--- Information shown Enclosed Below ---

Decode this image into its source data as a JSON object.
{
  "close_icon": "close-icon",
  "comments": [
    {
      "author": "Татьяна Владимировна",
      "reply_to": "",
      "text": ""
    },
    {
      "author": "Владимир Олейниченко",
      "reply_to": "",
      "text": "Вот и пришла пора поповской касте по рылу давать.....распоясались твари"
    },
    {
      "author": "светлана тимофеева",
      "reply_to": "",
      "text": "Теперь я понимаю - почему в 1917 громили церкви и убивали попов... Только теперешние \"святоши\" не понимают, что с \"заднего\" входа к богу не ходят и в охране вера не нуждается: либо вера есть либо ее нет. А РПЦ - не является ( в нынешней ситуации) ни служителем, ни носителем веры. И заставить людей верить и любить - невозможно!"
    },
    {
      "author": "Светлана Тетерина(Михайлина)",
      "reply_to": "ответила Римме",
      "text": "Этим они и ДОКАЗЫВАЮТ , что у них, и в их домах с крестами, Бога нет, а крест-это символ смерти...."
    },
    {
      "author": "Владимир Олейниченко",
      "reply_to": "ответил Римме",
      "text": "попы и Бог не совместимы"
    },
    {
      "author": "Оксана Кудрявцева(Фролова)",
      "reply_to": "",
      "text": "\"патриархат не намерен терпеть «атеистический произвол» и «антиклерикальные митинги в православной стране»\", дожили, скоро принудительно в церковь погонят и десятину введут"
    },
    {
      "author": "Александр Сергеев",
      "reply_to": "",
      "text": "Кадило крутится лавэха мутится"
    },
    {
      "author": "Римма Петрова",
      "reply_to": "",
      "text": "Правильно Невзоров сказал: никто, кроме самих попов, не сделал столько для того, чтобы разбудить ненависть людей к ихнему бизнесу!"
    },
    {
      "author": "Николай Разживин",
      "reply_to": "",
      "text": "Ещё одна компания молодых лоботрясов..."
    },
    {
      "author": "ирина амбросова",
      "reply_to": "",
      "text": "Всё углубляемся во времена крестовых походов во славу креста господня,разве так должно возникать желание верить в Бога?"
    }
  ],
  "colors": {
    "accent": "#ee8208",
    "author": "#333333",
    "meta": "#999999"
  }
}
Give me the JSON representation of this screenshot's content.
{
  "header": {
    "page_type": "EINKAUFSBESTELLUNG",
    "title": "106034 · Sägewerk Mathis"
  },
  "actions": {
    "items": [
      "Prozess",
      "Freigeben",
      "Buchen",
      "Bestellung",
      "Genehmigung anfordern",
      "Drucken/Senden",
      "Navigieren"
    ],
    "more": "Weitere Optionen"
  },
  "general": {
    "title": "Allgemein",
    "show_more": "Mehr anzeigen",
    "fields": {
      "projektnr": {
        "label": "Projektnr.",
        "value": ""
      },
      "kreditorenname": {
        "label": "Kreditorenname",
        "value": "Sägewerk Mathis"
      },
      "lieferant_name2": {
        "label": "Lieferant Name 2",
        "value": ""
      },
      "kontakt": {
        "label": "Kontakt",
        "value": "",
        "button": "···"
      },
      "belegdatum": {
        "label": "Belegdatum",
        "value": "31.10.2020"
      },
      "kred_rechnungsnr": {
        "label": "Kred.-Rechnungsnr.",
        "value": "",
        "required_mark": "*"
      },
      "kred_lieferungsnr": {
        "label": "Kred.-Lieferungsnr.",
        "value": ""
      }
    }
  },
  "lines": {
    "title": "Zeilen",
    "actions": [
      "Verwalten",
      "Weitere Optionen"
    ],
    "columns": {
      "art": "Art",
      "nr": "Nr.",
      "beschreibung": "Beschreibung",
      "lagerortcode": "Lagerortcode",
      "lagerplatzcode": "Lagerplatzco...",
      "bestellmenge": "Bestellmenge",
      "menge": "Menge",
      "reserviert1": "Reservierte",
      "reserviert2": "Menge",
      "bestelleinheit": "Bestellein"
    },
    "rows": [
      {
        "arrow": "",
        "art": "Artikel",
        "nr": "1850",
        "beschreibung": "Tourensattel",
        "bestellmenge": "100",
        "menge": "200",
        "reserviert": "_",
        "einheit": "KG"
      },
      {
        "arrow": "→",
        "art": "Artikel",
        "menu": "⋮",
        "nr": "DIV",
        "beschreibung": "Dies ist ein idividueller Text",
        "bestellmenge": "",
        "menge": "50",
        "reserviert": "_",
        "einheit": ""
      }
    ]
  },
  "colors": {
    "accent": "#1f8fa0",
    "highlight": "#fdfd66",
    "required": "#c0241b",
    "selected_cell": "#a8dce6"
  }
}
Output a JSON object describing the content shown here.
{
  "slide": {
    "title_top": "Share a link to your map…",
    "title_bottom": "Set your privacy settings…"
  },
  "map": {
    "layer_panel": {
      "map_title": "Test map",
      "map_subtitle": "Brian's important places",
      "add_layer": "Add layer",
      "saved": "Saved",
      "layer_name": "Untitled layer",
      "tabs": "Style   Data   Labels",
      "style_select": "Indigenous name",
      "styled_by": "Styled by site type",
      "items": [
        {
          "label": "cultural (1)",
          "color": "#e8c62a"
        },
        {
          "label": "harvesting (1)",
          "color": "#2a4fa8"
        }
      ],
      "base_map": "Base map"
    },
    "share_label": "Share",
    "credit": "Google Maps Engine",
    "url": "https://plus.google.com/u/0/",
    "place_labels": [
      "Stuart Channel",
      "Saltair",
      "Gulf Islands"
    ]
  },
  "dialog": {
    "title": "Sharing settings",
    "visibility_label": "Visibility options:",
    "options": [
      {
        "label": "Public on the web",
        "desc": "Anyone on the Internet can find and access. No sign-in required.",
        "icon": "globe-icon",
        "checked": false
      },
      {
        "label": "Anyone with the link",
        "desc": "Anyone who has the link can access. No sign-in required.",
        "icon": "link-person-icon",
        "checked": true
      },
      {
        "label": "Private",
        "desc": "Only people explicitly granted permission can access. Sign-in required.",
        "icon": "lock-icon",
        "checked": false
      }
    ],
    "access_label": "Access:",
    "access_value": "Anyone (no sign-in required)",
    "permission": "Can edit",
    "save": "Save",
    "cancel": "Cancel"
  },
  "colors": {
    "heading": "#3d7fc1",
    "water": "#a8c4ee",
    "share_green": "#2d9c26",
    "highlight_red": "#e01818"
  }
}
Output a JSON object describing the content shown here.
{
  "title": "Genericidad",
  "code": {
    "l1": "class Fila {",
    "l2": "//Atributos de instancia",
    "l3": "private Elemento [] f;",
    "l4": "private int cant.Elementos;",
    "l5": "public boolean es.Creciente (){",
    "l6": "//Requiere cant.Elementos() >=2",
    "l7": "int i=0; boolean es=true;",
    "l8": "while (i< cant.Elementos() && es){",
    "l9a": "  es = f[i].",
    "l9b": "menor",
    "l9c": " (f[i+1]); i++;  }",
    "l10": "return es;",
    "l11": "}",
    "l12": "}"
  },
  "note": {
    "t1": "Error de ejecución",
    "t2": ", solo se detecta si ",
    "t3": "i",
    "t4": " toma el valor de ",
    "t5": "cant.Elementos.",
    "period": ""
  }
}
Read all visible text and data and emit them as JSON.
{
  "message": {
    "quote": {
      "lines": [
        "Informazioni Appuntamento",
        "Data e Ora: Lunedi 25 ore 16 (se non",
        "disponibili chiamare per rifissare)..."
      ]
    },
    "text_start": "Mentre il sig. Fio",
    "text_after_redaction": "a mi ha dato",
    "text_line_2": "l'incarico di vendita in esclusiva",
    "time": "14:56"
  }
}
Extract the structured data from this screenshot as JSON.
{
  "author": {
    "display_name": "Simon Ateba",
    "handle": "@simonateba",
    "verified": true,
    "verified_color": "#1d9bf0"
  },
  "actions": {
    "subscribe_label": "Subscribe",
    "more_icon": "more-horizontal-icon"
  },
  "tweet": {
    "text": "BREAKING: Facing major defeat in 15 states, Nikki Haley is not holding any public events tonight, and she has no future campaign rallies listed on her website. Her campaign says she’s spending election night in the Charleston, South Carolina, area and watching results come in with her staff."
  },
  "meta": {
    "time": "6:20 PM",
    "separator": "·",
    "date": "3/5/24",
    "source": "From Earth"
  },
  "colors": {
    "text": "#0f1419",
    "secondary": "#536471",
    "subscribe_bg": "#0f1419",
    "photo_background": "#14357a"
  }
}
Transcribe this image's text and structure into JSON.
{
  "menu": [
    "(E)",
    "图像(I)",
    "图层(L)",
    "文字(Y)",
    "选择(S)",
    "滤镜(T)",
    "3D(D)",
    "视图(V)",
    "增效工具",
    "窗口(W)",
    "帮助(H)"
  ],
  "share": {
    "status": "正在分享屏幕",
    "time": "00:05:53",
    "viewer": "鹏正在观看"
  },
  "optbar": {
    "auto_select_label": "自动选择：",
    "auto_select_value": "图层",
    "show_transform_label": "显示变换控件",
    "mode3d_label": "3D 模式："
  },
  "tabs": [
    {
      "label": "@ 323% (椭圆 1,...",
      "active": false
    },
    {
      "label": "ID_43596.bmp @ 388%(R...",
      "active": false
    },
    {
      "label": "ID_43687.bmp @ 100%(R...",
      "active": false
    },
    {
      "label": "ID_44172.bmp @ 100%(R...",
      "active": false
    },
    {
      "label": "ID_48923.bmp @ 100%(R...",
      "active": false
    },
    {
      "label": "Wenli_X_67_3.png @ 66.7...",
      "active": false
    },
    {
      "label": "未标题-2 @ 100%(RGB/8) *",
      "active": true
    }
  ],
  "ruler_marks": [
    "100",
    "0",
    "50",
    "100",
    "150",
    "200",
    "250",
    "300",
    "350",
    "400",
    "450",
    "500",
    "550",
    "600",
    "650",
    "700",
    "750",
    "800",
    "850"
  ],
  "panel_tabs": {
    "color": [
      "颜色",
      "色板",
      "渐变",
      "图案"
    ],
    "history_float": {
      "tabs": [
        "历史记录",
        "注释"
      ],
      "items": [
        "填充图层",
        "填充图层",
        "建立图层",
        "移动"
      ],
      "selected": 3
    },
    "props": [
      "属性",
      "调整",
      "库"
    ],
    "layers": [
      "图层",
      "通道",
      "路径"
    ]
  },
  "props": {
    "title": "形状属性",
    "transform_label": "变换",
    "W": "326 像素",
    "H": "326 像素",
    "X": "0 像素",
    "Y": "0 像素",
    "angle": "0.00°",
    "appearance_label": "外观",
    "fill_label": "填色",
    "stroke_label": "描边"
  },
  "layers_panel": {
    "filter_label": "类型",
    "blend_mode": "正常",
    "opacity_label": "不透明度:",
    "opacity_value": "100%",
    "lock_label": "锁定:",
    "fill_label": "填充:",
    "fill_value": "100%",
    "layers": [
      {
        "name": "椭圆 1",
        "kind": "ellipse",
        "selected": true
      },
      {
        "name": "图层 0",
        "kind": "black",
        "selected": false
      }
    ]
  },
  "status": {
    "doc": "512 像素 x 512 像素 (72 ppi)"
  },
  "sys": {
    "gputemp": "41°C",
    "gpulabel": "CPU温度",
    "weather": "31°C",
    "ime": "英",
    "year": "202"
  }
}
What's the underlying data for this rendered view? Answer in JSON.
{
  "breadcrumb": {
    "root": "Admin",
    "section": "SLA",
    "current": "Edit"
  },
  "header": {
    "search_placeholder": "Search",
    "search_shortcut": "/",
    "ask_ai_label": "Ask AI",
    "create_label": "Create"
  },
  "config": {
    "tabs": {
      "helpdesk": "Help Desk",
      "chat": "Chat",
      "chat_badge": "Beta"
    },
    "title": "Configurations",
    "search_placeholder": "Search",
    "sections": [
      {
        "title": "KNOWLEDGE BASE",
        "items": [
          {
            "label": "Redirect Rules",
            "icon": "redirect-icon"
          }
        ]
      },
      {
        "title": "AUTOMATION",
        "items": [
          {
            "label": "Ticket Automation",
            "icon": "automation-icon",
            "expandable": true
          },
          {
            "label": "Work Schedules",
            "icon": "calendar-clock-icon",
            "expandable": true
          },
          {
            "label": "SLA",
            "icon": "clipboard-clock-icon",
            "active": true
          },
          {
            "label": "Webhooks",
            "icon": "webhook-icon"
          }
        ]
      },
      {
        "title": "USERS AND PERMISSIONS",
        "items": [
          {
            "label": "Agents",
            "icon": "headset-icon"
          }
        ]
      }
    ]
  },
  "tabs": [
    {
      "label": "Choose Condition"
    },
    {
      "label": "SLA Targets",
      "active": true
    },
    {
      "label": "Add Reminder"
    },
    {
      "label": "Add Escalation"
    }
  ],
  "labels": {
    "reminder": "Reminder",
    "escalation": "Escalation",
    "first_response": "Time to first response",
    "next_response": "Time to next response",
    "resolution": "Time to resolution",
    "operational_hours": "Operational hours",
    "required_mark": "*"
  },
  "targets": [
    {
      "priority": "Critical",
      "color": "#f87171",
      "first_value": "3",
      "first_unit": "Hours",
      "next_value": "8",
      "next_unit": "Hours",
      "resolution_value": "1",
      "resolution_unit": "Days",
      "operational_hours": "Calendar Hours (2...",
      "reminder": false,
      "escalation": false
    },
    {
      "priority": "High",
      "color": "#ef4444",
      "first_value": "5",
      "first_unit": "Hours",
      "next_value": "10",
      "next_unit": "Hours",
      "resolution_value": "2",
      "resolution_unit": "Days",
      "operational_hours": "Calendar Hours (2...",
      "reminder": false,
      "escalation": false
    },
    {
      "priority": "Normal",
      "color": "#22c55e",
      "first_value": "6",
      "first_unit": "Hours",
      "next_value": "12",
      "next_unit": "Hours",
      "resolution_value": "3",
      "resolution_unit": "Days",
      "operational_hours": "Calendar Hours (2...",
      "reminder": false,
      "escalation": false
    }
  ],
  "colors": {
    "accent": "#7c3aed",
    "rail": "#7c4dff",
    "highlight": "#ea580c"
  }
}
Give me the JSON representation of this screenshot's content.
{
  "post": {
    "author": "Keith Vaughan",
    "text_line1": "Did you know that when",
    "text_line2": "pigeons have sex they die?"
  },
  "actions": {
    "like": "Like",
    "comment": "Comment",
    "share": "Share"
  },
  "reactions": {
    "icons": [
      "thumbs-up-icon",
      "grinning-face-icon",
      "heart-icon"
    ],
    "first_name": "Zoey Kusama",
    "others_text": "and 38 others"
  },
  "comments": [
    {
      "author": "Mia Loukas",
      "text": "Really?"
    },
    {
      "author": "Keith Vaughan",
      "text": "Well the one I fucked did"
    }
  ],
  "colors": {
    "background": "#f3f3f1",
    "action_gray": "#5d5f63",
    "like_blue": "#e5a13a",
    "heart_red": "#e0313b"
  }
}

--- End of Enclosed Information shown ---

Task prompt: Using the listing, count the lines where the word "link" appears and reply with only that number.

Output for this task: 4